Why driving a car makes us feel sleepy? The researchers found the answer
According to estimatesów, about 20 percent of. fatal accidentsóin cars is due to driver fatigueów. Researchers at the Royal Melbourne Institute of Technology (RMIT) University in Melbourne hope that the results of their study can be used by manufacturers ofów car seats to improve their designóin order to pomóc drivers to stay alert.
– We know that one in five Australiansów fell asleep at the wheel. We also know that drowsiness while driving is a significant problem for road safety – said Professor Stephen Robinson, coółautor research, które published in the journal „Ergonomics”. – When a person is tired it doesn’t take much to make one sleepy. We discovered that the gentle vibrations produced by car seats while driving can effectively mute mózg and body – added.
A study conducted by Australian researchersów have shown that the constant vibration at low frequencies experienced while driving gradually induces drowsiness even in individualsób well rested and healthy. This effect is evident after just 15 minutes of driving, and after pół hour has a significant impact on the ability to concentrate – scientists say.
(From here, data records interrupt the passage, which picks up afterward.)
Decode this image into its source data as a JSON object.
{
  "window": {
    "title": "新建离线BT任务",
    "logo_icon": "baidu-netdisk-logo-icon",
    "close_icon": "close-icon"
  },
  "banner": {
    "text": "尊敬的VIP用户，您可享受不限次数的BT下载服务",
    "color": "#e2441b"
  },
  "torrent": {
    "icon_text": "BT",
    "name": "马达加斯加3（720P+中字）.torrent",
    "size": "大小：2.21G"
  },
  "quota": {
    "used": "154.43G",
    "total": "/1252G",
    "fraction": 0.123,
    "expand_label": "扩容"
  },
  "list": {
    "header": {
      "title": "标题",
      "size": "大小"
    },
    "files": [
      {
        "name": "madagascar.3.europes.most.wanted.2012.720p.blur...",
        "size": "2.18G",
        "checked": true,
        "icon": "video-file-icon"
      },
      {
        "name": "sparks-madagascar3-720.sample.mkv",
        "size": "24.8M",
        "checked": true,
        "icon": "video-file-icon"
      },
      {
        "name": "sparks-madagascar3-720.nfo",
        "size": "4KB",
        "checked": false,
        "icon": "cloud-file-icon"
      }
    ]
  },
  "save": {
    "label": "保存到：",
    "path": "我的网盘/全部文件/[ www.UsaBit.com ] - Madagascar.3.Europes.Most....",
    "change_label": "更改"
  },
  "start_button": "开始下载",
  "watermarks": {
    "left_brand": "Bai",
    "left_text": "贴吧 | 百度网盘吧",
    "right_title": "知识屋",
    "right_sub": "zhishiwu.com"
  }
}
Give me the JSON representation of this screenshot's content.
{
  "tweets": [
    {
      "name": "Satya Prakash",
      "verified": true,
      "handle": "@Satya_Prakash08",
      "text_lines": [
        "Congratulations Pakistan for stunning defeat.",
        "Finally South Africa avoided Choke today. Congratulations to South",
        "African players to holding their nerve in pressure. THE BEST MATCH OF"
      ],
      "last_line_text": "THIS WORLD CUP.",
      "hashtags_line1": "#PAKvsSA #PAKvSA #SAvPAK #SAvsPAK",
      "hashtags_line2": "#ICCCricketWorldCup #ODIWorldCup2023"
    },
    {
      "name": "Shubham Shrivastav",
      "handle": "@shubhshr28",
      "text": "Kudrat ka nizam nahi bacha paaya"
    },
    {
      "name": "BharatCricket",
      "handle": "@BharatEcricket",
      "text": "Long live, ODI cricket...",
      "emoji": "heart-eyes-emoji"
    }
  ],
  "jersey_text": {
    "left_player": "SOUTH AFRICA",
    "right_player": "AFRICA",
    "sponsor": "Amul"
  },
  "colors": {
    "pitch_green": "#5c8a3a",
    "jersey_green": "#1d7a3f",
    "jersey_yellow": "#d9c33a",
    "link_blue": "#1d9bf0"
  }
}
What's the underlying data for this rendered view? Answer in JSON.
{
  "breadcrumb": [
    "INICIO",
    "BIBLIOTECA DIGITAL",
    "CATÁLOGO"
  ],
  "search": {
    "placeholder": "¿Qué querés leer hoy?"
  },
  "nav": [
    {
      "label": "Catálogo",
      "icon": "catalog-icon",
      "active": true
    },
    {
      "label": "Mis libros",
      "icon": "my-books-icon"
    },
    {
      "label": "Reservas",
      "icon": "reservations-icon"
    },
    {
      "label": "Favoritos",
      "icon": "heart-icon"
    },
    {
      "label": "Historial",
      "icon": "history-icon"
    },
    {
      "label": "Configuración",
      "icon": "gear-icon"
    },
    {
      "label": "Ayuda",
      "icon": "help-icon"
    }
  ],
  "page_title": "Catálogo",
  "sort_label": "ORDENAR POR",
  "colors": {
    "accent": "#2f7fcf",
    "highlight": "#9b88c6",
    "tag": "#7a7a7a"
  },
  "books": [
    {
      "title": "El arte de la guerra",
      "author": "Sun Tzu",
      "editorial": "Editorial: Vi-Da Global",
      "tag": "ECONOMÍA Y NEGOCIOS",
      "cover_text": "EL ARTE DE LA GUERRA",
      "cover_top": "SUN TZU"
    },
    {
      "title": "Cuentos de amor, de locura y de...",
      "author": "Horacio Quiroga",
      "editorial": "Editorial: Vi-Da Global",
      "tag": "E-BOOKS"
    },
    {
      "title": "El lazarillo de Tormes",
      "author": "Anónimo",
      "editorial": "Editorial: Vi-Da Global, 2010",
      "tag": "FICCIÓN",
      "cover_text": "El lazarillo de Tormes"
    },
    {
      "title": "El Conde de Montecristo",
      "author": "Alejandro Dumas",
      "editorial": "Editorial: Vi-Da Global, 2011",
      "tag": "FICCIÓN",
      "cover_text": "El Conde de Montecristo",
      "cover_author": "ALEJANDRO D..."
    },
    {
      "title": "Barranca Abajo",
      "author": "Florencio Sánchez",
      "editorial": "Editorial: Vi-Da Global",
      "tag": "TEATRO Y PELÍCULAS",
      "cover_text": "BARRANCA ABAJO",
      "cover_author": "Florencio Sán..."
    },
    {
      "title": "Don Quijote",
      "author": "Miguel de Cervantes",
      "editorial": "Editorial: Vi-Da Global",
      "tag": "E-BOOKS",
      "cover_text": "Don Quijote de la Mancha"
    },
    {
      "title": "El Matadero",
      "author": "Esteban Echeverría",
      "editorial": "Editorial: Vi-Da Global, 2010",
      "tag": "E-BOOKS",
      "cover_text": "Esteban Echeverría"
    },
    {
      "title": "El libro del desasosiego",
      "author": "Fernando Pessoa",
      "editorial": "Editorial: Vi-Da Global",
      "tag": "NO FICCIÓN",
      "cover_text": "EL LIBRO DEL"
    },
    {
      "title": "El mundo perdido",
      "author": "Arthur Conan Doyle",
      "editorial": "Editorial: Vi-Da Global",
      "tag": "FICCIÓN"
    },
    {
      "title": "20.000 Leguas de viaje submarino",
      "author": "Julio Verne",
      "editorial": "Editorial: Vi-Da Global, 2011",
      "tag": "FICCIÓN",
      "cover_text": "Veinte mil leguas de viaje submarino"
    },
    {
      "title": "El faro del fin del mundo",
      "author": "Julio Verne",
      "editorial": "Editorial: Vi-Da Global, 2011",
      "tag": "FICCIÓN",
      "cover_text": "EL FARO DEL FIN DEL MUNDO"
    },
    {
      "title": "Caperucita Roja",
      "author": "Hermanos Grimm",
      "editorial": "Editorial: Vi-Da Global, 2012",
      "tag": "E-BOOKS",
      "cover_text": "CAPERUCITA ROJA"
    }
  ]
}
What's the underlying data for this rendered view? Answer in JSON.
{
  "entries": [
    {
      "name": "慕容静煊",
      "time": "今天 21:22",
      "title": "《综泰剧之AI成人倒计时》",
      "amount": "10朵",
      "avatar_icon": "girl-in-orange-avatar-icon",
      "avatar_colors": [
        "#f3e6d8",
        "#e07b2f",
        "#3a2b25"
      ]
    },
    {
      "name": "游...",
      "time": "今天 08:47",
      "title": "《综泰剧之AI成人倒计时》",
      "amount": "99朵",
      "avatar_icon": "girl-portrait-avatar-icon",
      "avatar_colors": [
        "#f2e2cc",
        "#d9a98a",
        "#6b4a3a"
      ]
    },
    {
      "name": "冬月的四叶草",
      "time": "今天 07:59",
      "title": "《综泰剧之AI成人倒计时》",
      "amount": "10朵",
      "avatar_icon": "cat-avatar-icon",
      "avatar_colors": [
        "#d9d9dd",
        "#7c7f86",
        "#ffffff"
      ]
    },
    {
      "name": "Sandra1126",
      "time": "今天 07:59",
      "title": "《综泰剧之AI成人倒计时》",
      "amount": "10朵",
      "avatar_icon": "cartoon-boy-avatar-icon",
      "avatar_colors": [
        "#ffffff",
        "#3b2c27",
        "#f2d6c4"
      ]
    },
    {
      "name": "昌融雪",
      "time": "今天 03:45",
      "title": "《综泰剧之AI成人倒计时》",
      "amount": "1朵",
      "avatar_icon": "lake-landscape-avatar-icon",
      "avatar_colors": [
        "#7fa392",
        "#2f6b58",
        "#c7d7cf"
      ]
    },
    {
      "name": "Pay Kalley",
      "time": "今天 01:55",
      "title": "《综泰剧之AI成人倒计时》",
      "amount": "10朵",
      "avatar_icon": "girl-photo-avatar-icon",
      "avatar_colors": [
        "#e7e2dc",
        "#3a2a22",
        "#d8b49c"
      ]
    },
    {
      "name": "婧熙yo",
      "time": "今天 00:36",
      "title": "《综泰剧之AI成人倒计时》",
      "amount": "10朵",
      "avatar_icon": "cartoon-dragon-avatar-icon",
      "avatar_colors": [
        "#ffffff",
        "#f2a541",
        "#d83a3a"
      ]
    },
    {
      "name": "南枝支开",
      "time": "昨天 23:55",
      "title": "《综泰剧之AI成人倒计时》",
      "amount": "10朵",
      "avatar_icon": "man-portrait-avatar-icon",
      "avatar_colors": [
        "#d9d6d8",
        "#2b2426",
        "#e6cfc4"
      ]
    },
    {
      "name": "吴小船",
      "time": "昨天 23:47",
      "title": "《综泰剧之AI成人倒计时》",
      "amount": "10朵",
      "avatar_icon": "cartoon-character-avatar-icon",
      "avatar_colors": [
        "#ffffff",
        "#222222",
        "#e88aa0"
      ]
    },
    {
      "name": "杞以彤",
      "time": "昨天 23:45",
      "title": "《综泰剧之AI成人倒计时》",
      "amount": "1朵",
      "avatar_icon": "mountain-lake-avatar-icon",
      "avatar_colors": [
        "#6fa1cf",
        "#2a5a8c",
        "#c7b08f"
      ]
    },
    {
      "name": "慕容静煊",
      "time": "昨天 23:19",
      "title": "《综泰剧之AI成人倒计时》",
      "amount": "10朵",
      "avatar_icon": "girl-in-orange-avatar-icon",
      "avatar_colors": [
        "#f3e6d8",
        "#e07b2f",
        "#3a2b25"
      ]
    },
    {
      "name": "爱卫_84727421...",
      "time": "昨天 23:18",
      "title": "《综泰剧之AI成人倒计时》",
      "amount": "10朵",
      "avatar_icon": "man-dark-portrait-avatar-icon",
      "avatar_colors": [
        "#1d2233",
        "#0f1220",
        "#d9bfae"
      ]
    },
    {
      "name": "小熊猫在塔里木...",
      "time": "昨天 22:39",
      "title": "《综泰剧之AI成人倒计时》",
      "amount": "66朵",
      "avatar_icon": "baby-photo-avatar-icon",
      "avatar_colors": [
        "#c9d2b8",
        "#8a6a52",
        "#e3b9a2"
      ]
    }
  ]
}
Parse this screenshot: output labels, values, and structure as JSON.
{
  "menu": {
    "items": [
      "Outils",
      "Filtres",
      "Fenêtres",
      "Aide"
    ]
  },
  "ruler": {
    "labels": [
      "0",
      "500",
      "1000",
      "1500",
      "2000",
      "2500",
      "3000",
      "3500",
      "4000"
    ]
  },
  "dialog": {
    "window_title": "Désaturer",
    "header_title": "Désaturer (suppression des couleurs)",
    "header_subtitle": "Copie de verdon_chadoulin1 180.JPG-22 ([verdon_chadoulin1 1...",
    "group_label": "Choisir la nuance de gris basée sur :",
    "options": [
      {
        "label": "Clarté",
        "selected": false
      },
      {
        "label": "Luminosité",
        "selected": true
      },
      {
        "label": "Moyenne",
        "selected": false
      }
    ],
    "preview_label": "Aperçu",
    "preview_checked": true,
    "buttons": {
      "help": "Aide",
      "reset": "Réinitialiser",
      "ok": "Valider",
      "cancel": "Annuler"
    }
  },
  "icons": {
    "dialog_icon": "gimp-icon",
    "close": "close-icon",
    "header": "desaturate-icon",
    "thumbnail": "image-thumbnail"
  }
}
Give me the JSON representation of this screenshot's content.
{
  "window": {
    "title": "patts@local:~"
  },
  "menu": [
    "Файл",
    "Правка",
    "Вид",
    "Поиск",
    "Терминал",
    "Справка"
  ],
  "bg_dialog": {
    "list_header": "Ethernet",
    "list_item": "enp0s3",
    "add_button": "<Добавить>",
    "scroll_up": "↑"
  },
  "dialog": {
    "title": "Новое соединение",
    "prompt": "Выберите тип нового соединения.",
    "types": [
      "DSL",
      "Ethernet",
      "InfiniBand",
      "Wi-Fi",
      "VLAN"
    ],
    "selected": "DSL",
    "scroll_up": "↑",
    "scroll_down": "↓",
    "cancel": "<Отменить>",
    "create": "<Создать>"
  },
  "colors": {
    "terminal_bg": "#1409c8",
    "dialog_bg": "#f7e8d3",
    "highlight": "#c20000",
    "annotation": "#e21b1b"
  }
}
To get an in-depth look at the phenomenon, the researchers tested 15 volunteersów in a virtual simulator. The simulator was set up so that the participant would experience monotonous driving on a two-lane highway. In addition, the simulator was set up on a platform thatóra introduced vibrations. Volunteers underwent the test twice: once with vibration at low frequencies (4-7 Hz) and once without vibration.
Vibration-induced fatigue makes it psychologically and physiologically more difficult for us to perform mental tasks. The body’s nervous system activates, leading to changes in heartbeat. Observing heart rate variability, the volunteerów, researchers were able to get an objective measure of how sluggish they were during a 60-minute test.
Within 15 minutes of starting the vibration test, the volunteers showed signs of drowsiness. Within 30 minutes, drowsiness was already significant and required more effort to maintain alertness and cognitive performance. Sleepiness gradually increased during the test, reaching a maximum level after 60 minutes.
– We now want to study a larger number of volunteersów, detailedólnie to test the extent to which age affects someone’s sensitivity to vibration and the drowsiness it causes, and the impact of problemóin health, such as, for example, sleep apnea – explained Professor Mohammad Fard, coóroutor of the publication.
Fard admitted róalso that vibrates in someór frequencies can have the opposite effect and help drivers stay alert. – Therefore, we want to róalso explore a wider range of vibrational frequencies. Potentially, these „good vibrations” – estimated Fard.
This research could help improve road safety. Future car seat designs may be enhanced with a feature thatóra nullifies "bad" vibrations or increases those thatóre help to maintain vigilance.